_ABOUT THIS EXERCISE:_ Work through the entries below and report how many lines include "hour". The number alone is the answer.

_RECORD EXTRACTS:_
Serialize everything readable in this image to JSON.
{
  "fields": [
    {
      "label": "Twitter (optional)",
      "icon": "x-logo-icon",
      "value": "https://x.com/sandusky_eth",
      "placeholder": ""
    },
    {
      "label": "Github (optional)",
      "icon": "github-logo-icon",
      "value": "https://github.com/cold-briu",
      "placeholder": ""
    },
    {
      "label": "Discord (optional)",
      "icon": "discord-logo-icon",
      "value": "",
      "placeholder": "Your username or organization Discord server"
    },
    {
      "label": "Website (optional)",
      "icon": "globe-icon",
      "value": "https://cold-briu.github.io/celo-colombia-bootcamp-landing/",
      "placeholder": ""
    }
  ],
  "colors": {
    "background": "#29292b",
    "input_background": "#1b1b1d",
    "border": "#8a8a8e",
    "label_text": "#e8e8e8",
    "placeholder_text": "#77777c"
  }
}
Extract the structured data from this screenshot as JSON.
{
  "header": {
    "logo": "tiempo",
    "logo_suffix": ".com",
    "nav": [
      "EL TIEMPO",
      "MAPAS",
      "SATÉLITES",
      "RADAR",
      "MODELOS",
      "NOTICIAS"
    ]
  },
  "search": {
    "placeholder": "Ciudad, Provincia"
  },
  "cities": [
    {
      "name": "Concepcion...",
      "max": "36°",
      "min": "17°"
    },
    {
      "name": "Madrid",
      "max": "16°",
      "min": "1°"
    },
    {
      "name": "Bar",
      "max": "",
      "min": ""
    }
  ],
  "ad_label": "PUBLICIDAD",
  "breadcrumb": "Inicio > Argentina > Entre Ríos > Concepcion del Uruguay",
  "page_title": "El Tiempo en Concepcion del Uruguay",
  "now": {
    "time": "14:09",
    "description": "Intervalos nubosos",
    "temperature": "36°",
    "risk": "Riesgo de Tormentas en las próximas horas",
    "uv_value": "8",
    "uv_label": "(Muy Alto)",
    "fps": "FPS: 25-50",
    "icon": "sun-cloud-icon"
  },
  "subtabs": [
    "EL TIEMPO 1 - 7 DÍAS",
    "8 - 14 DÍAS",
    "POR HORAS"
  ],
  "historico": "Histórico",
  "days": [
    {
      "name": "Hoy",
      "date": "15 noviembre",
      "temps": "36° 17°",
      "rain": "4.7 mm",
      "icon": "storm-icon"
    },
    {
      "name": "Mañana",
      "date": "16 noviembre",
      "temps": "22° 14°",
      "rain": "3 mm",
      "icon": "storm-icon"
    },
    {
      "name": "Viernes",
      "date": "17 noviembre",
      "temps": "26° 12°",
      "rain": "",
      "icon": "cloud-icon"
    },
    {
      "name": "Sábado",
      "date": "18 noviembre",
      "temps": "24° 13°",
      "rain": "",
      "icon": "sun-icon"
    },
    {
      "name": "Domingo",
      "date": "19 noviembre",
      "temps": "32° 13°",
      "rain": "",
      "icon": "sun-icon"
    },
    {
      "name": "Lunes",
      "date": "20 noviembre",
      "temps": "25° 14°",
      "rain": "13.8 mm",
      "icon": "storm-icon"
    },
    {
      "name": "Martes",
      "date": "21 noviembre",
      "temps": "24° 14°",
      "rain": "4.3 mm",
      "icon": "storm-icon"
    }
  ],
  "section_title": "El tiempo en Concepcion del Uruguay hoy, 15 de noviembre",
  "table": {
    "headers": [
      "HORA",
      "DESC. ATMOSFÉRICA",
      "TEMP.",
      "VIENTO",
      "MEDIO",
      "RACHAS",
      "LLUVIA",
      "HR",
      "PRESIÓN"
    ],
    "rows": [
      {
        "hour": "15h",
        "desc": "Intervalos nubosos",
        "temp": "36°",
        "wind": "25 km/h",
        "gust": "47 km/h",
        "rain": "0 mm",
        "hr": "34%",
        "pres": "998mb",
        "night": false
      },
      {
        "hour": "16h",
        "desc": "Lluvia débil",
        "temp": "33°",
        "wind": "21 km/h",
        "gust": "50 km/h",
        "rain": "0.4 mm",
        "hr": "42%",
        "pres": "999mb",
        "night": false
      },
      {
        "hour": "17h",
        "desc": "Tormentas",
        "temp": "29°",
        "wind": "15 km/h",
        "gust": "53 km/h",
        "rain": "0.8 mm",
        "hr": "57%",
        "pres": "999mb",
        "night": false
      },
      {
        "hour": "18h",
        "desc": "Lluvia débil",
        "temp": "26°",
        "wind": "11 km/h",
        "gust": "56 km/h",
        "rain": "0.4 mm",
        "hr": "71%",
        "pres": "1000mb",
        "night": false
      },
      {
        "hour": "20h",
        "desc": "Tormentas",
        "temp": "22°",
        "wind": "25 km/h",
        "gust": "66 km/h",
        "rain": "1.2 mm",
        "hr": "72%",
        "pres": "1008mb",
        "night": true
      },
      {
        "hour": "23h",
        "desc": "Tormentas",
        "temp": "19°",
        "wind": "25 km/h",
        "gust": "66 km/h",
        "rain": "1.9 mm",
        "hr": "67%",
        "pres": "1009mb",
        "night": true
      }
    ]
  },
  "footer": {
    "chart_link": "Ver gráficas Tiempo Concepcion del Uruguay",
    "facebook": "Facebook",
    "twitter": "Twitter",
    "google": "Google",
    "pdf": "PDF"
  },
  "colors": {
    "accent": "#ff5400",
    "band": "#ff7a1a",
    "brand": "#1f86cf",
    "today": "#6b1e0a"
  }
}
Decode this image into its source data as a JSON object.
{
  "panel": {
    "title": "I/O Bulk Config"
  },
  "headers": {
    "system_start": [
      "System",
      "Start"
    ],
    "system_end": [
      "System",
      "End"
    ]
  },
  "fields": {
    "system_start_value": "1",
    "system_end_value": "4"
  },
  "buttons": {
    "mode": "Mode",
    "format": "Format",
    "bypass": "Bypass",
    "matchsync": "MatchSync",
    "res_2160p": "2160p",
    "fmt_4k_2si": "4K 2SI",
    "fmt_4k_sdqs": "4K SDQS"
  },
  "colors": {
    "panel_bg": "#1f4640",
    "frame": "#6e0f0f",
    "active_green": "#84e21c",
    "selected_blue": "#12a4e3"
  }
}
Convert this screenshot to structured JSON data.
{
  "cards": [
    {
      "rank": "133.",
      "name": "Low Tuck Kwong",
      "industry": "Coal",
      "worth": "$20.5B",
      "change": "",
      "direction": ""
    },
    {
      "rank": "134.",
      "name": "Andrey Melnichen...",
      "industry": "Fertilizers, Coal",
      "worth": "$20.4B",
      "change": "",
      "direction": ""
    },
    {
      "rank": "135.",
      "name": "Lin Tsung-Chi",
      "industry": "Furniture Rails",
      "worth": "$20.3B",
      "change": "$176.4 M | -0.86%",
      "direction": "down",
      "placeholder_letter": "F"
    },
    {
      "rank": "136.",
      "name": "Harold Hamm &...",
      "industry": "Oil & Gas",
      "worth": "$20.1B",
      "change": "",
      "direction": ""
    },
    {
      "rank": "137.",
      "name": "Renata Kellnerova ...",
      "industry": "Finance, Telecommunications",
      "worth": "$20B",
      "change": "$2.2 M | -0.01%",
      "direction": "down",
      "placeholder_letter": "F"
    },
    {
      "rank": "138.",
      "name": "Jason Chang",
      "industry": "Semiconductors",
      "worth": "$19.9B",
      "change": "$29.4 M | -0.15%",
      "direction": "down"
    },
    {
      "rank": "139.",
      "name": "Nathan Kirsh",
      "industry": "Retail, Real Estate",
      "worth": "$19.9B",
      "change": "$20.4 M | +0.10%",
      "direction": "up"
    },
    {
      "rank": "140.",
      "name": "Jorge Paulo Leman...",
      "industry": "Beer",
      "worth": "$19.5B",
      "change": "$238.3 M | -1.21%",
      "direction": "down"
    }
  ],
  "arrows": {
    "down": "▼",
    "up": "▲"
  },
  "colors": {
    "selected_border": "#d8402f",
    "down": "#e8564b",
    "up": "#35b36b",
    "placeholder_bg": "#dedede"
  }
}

_FINISHED TASK:_ 6